··· Material provided ···

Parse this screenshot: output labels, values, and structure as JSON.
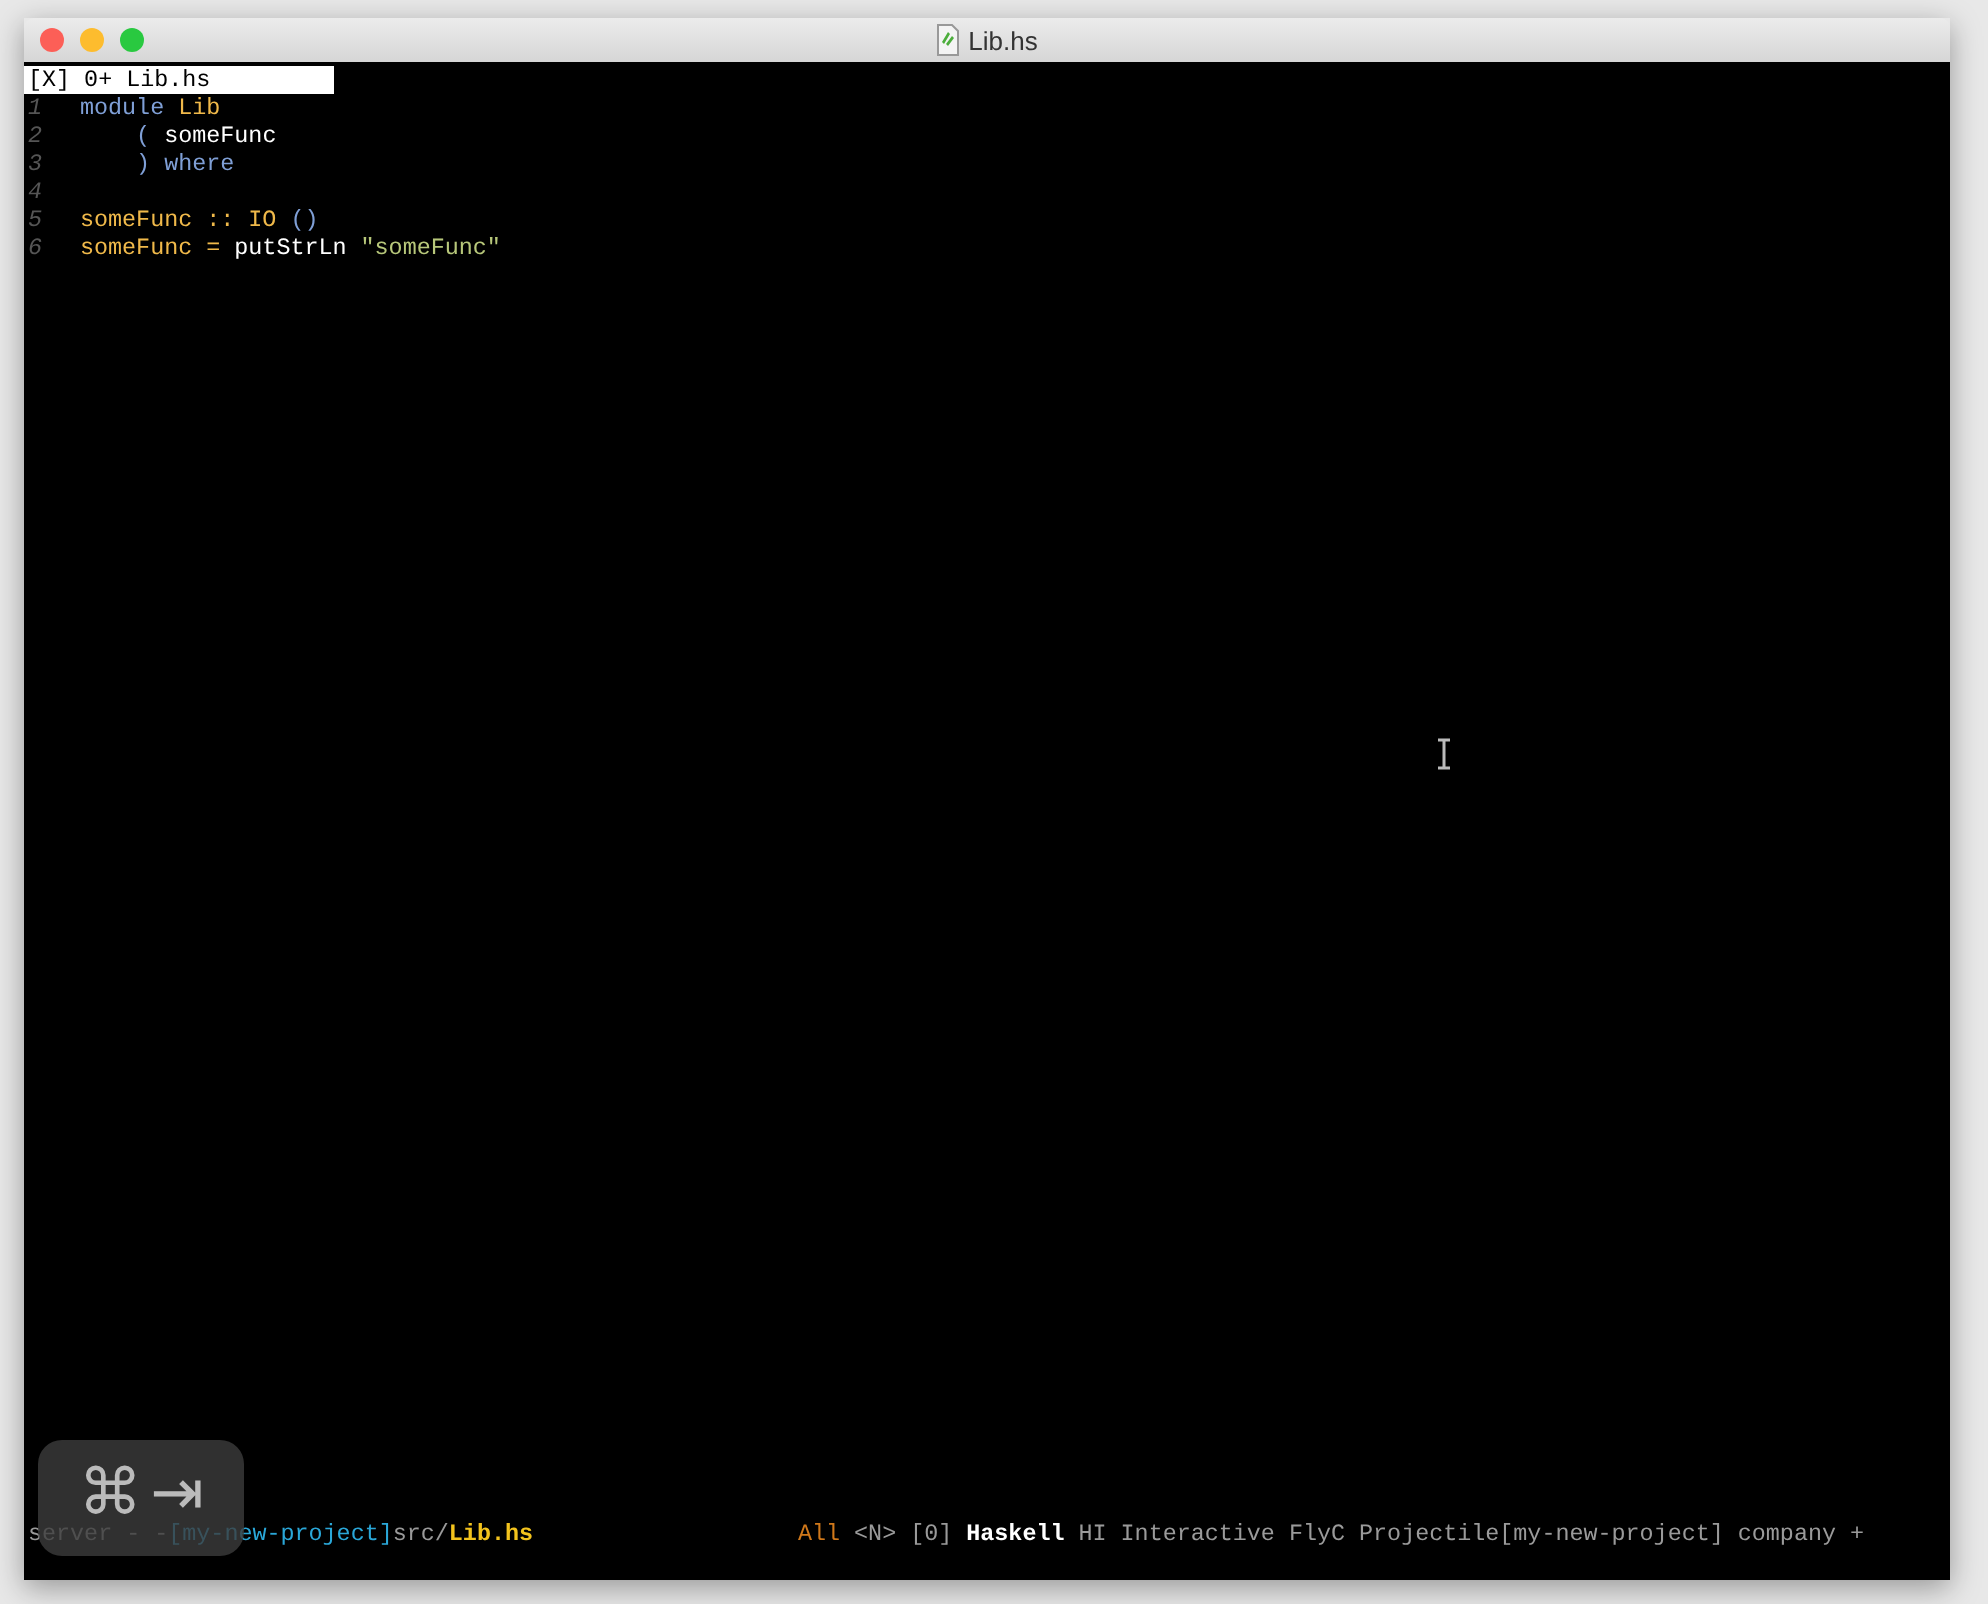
{
  "window": {
    "title": "Lib.hs"
  },
  "tab": {
    "text": "[X] 0+ Lib.hs"
  },
  "lines": [
    {
      "number": "1",
      "tokens": [
        {
          "text": "module ",
          "kind": "keyword"
        },
        {
          "text": "Lib",
          "kind": "type"
        }
      ]
    },
    {
      "number": "2",
      "tokens": [
        {
          "text": "    ( ",
          "kind": "keyword"
        },
        {
          "text": "someFunc",
          "kind": "plain"
        }
      ]
    },
    {
      "number": "3",
      "tokens": [
        {
          "text": "    ) where",
          "kind": "keyword"
        }
      ]
    },
    {
      "number": "4"
    },
    {
      "number": "5",
      "tokens": [
        {
          "text": "someFunc",
          "kind": "type"
        },
        {
          "text": " :: ",
          "kind": "operator"
        },
        {
          "text": "IO",
          "kind": "type"
        },
        {
          "text": " ()",
          "kind": "keyword"
        }
      ]
    },
    {
      "number": "6",
      "tokens": [
        {
          "text": "someFunc",
          "kind": "type"
        },
        {
          "text": " = ",
          "kind": "operator"
        },
        {
          "text": "putStrLn ",
          "kind": "plain"
        },
        {
          "text": "\"someFunc\"",
          "kind": "string"
        }
      ]
    }
  ],
  "status_left": [
    {
      "text": "server - -",
      "kind": "dim"
    },
    {
      "text": "[my-new-project]",
      "kind": "project"
    },
    {
      "text": "src/",
      "kind": "dim"
    },
    {
      "text": "Lib.hs",
      "kind": "file"
    }
  ],
  "status_right": [
    {
      "text": "All",
      "kind": "position"
    },
    {
      "text": "<N>",
      "kind": "dim"
    },
    {
      "text": "[0]",
      "kind": "dim"
    },
    {
      "text": "Haskell",
      "kind": "mode"
    },
    {
      "text": "HI Interactive FlyC Projectile[my-new-project] company +",
      "kind": "dim"
    }
  ],
  "hud": {
    "keys": [
      "⌘",
      "⇥"
    ]
  }
}
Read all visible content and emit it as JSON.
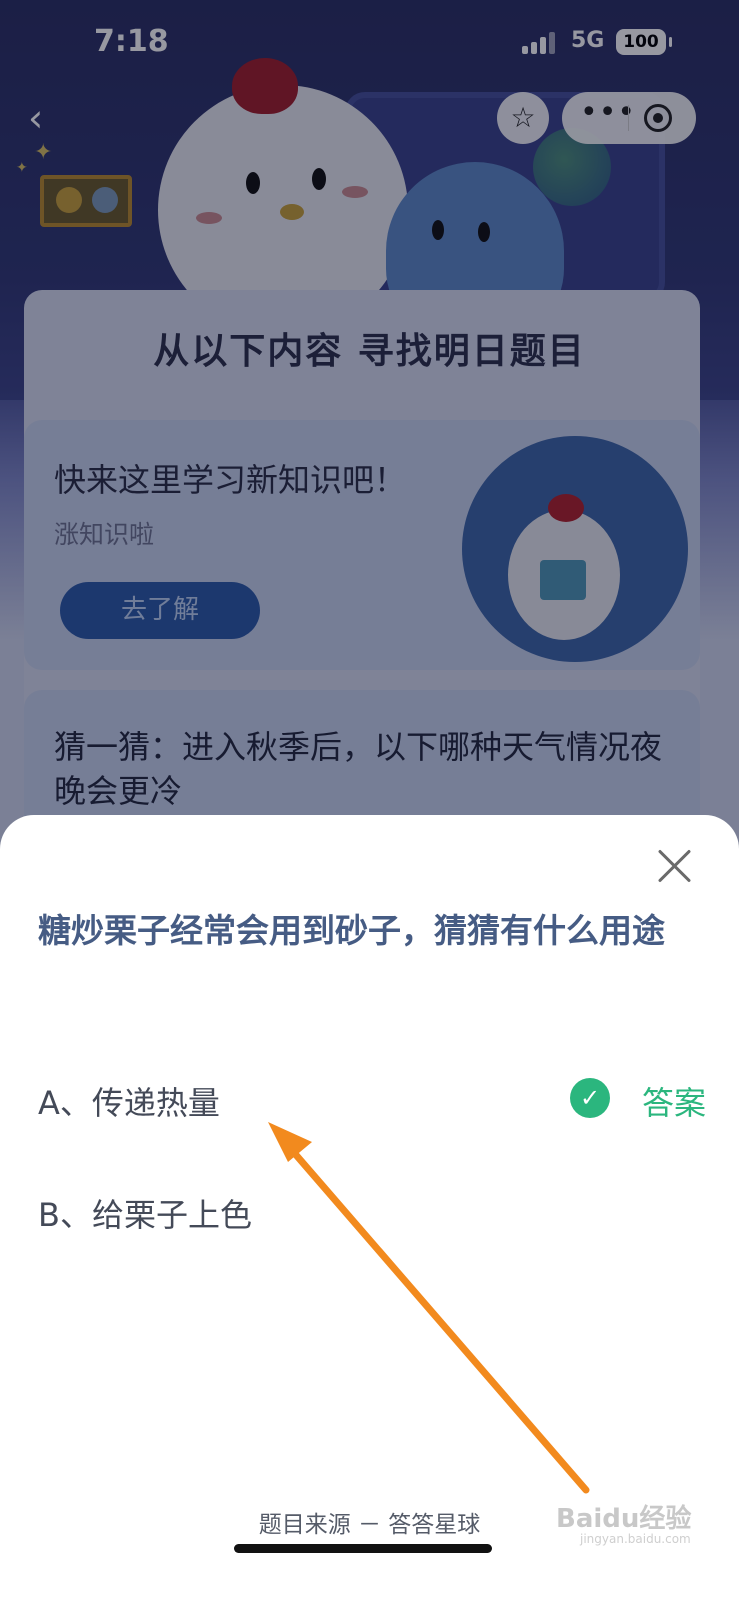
{
  "status_bar": {
    "time": "7:18",
    "network": "5G",
    "battery": "100"
  },
  "nav": {
    "back_icon": "chevron-left-icon",
    "favorite_icon": "star-icon",
    "more_icon": "more-dots-icon",
    "close_miniapp_icon": "target-icon"
  },
  "page": {
    "section_title": "从以下内容 寻找明日题目",
    "promo": {
      "title": "快来这里学习新知识吧！",
      "subtitle": "涨知识啦",
      "button": "去了解"
    },
    "guess_card": {
      "text": "猜一猜：进入秋季后，以下哪种天气情况夜晚会更冷"
    }
  },
  "sheet": {
    "close_icon": "close-icon",
    "question": "糖炒栗子经常会用到砂子，猜猜有什么用途",
    "options": [
      {
        "label": "A、传递热量",
        "is_answer": true
      },
      {
        "label": "B、给栗子上色",
        "is_answer": false
      }
    ],
    "answer_label": "答案",
    "answer_icon": "check-circle-icon",
    "source": "题目来源 － 答答星球"
  },
  "watermark": {
    "text": "Baidu经验",
    "sub": "jingyan.baidu.com"
  },
  "colors": {
    "question_text": "#465c84",
    "answer_green": "#2bb67e",
    "arrow_orange": "#f28a1e"
  }
}
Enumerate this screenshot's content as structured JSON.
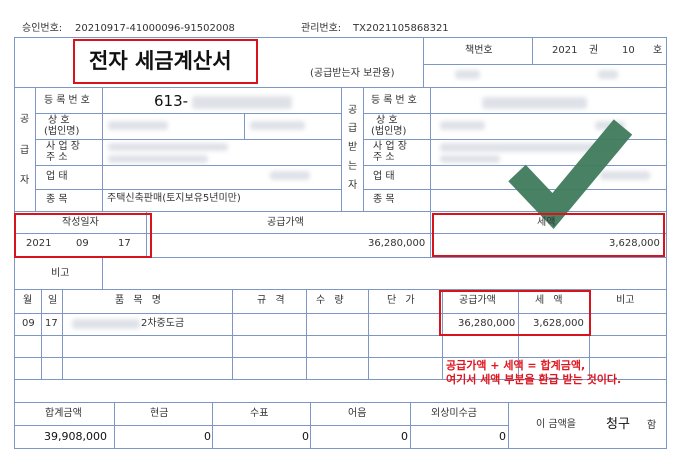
{
  "header": {
    "approval_label": "승인번호:",
    "approval_no": "20210917-41000096-91502008",
    "mgmt_label": "관리번호:",
    "mgmt_no": "TX2021105868321"
  },
  "title": "전자 세금계산서",
  "copy_note": "(공급받는자 보관용)",
  "book": {
    "label": "책번호",
    "year": "2021",
    "kwon": "권",
    "ho_no": "10",
    "ho": "호"
  },
  "supplier": {
    "side_label": [
      "공",
      "급",
      "자"
    ],
    "reg_label": "등록번호",
    "reg_no": "613-",
    "name_label": [
      "상 호",
      "(법인명)"
    ],
    "addr_label": [
      "사 업 장",
      "주 소"
    ],
    "biz_type_label": "업 태",
    "item_label": "종 목",
    "item_value": "주택신축판매(토지보유5년미만)"
  },
  "receiver": {
    "side_label": [
      "공",
      "급",
      "받",
      "는",
      "자"
    ],
    "reg_label": "등록번호",
    "name_label": [
      "상 호",
      "(법인명)"
    ],
    "addr_label": [
      "사 업 장",
      "주 소"
    ],
    "biz_type_label": "업 태",
    "item_label": "종 목"
  },
  "written": {
    "label": "작성일자",
    "year": "2021",
    "month": "09",
    "day": "17"
  },
  "supply_amount_label": "공급가액",
  "supply_amount": "36,280,000",
  "tax_label": "세액",
  "tax_amount": "3,628,000",
  "memo_label": "비고",
  "items_header": {
    "month": "월",
    "day": "일",
    "name": "품 목 명",
    "spec": "규 격",
    "qty": "수 량",
    "price": "단 가",
    "supply": "공급가액",
    "tax": "세 액",
    "note": "비고"
  },
  "item_row": {
    "month": "09",
    "day": "17",
    "name_suffix": "2차중도금",
    "supply": "36,280,000",
    "tax": "3,628,000"
  },
  "annotation": [
    "공급가액 + 세액 = 합계금액,",
    "여기서 세액 부분을 환급 받는 것이다."
  ],
  "totals": {
    "total_label": "합계금액",
    "cash_label": "현금",
    "check_label": "수표",
    "bill_label": "어음",
    "credit_label": "외상미수금",
    "total": "39,908,000",
    "cash": "0",
    "check": "0",
    "bill": "0",
    "credit": "0",
    "amount_phrase": "이 금액을",
    "claim": "청구",
    "ham": "함"
  },
  "colors": {
    "highlight": "#d8131b",
    "grid": "#7e96c4",
    "checkmark": "#3f7a5c",
    "annotation": "#e0151f"
  },
  "icons": [
    "checkmark-icon"
  ]
}
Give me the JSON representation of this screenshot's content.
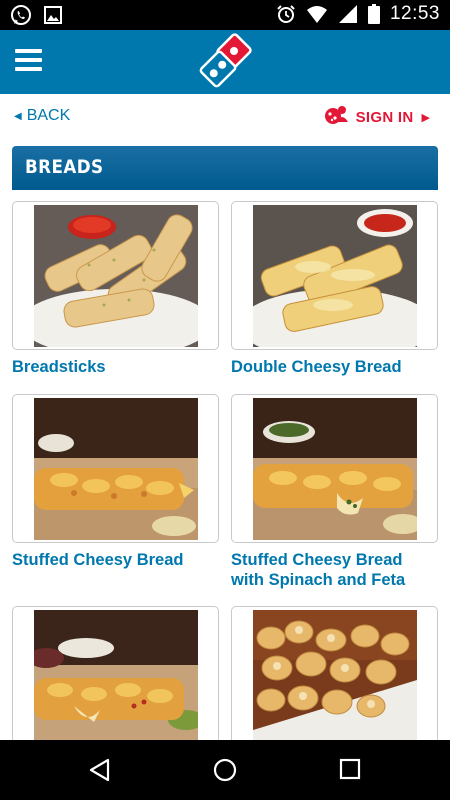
{
  "status_bar": {
    "time": "12:53",
    "left_icons": [
      "whatsapp-icon",
      "image-icon"
    ],
    "right_icons": [
      "alarm-icon",
      "wifi-icon",
      "signal-icon",
      "battery-icon"
    ]
  },
  "header": {
    "menu_icon": "hamburger-menu-icon",
    "logo": "dominos-logo",
    "brand_colors": {
      "blue": "#0078ae",
      "red": "#e31837"
    }
  },
  "nav": {
    "back_label": "BACK",
    "sign_in_label": "SIGN IN"
  },
  "section": {
    "title": "BREADS"
  },
  "products": [
    {
      "name": "Breadsticks"
    },
    {
      "name": "Double Cheesy Bread"
    },
    {
      "name": "Stuffed Cheesy Bread"
    },
    {
      "name": "Stuffed Cheesy Bread with Spinach and Feta"
    },
    {
      "name": ""
    },
    {
      "name": ""
    }
  ],
  "system_nav": [
    "back-triangle-icon",
    "home-circle-icon",
    "recents-square-icon"
  ]
}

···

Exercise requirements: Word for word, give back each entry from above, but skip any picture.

Exercise response:
Parse this screenshot: output labels, values, and structure as JSON.
{
  "window": {
    "title": "Lib.hs"
  },
  "tab": {
    "text": "[X] 0+ Lib.hs"
  },
  "lines": [
    {
      "number": "1",
      "tokens": [
        {
          "text": "module ",
          "kind": "keyword"
        },
        {
          "text": "Lib",
          "kind": "type"
        }
      ]
    },
    {
      "number": "2",
      "tokens": [
        {
          "text": "    ( ",
          "kind": "keyword"
        },
        {
          "text": "someFunc",
          "kind": "plain"
        }
      ]
    },
    {
      "number": "3",
      "tokens": [
        {
          "text": "    ) where",
          "kind": "keyword"
        }
      ]
    },
    {
      "number": "4"
    },
    {
      "number": "5",
      "tokens": [
        {
          "text": "someFunc",
          "kind": "type"
        },
        {
          "text": " :: ",
          "kind": "operator"
        },
        {
          "text": "IO",
          "kind": "type"
        },
        {
          "text": " ()",
          "kind": "keyword"
        }
      ]
    },
    {
      "number": "6",
      "tokens": [
        {
          "text": "someFunc",
          "kind": "type"
        },
        {
          "text": " = ",
          "kind": "operator"
        },
        {
          "text": "putStrLn ",
          "kind": "plain"
        },
        {
          "text": "\"someFunc\"",
          "kind": "string"
        }
      ]
    }
  ],
  "status_left": [
    {
      "text": "server - -",
      "kind": "dim"
    },
    {
      "text": "[my-new-project]",
      "kind": "project"
    },
    {
      "text": "src/",
      "kind": "dim"
    },
    {
      "text": "Lib.hs",
      "kind": "file"
    }
  ],
  "status_right": [
    {
      "text": "All",
      "kind": "position"
    },
    {
      "text": "<N>",
      "kind": "dim"
    },
    {
      "text": "[0]",
      "kind": "dim"
    },
    {
      "text": "Haskell",
      "kind": "mode"
    },
    {
      "text": "HI Interactive FlyC Projectile[my-new-project] company +",
      "kind": "dim"
    }
  ],
  "hud": {
    "keys": [
      "⌘",
      "⇥"
    ]
  }
}
Read all visible content and emit it as JSON.
{
  "status_bar": {
    "time": "7:18",
    "network": "5G",
    "battery": "100"
  },
  "nav": {
    "back_icon": "chevron-left-icon",
    "favorite_icon": "star-icon",
    "more_icon": "more-dots-icon",
    "close_miniapp_icon": "target-icon"
  },
  "page": {
    "section_title": "从以下内容 寻找明日题目",
    "promo": {
      "title": "快来这里学习新知识吧！",
      "subtitle": "涨知识啦",
      "button": "去了解"
    },
    "guess_card": {
      "text": "猜一猜：进入秋季后，以下哪种天气情况夜晚会更冷"
    }
  },
  "sheet": {
    "close_icon": "close-icon",
    "question": "糖炒栗子经常会用到砂子，猜猜有什么用途",
    "options": [
      {
        "label": "A、传递热量",
        "is_answer": true
      },
      {
        "label": "B、给栗子上色",
        "is_answer": false
      }
    ],
    "answer_label": "答案",
    "answer_icon": "check-circle-icon",
    "source": "题目来源 － 答答星球"
  },
  "watermark": {
    "text": "Baidu经验",
    "sub": "jingyan.baidu.com"
  },
  "colors": {
    "question_text": "#465c84",
    "answer_green": "#2bb67e",
    "arrow_orange": "#f28a1e"
  }
}
Enumerate this screenshot's content as structured JSON.
{
  "header": {
    "approval_label": "승인번호:",
    "approval_no": "20210917-41000096-91502008",
    "mgmt_label": "관리번호:",
    "mgmt_no": "TX2021105868321"
  },
  "title": "전자 세금계산서",
  "copy_note": "(공급받는자 보관용)",
  "book": {
    "label": "책번호",
    "year": "2021",
    "kwon": "권",
    "ho_no": "10",
    "ho": "호"
  },
  "supplier": {
    "side_label": [
      "공",
      "급",
      "자"
    ],
    "reg_label": "등록번호",
    "reg_no": "613-",
    "name_label": [
      "상 호",
      "(법인명)"
    ],
    "addr_label": [
      "사 업 장",
      "주 소"
    ],
    "biz_type_label": "업 태",
    "item_label": "종 목",
    "item_value": "주택신축판매(토지보유5년미만)"
  },
  "receiver": {
    "side_label": [
      "공",
      "급",
      "받",
      "는",
      "자"
    ],
    "reg_label": "등록번호",
    "name_label": [
      "상 호",
      "(법인명)"
    ],
    "addr_label": [
      "사 업 장",
      "주 소"
    ],
    "biz_type_label": "업 태",
    "item_label": "종 목"
  },
  "written": {
    "label": "작성일자",
    "year": "2021",
    "month": "09",
    "day": "17"
  },
  "supply_amount_label": "공급가액",
  "supply_amount": "36,280,000",
  "tax_label": "세액",
  "tax_amount": "3,628,000",
  "memo_label": "비고",
  "items_header": {
    "month": "월",
    "day": "일",
    "name": "품 목 명",
    "spec": "규 격",
    "qty": "수 량",
    "price": "단 가",
    "supply": "공급가액",
    "tax": "세 액",
    "note": "비고"
  },
  "item_row": {
    "month": "09",
    "day": "17",
    "name_suffix": "2차중도금",
    "supply": "36,280,000",
    "tax": "3,628,000"
  },
  "annotation": [
    "공급가액 + 세액 = 합계금액,",
    "여기서 세액 부분을 환급 받는 것이다."
  ],
  "totals": {
    "total_label": "합계금액",
    "cash_label": "현금",
    "check_label": "수표",
    "bill_label": "어음",
    "credit_label": "외상미수금",
    "total": "39,908,000",
    "cash": "0",
    "check": "0",
    "bill": "0",
    "credit": "0",
    "amount_phrase": "이 금액을",
    "claim": "청구",
    "ham": "함"
  },
  "colors": {
    "highlight": "#d8131b",
    "grid": "#7e96c4",
    "checkmark": "#3f7a5c",
    "annotation": "#e0151f"
  },
  "icons": [
    "checkmark-icon"
  ]
}
Give me the JSON representation of this screenshot's content.
{
  "status_bar": {
    "time": "12:53",
    "left_icons": [
      "whatsapp-icon",
      "image-icon"
    ],
    "right_icons": [
      "alarm-icon",
      "wifi-icon",
      "signal-icon",
      "battery-icon"
    ]
  },
  "header": {
    "menu_icon": "hamburger-menu-icon",
    "logo": "dominos-logo",
    "brand_colors": {
      "blue": "#0078ae",
      "red": "#e31837"
    }
  },
  "nav": {
    "back_label": "BACK",
    "sign_in_label": "SIGN IN"
  },
  "section": {
    "title": "BREADS"
  },
  "products": [
    {
      "name": "Breadsticks"
    },
    {
      "name": "Double Cheesy Bread"
    },
    {
      "name": "Stuffed Cheesy Bread"
    },
    {
      "name": "Stuffed Cheesy Bread with Spinach and Feta"
    },
    {
      "name": ""
    },
    {
      "name": ""
    }
  ],
  "system_nav": [
    "back-triangle-icon",
    "home-circle-icon",
    "recents-square-icon"
  ]
}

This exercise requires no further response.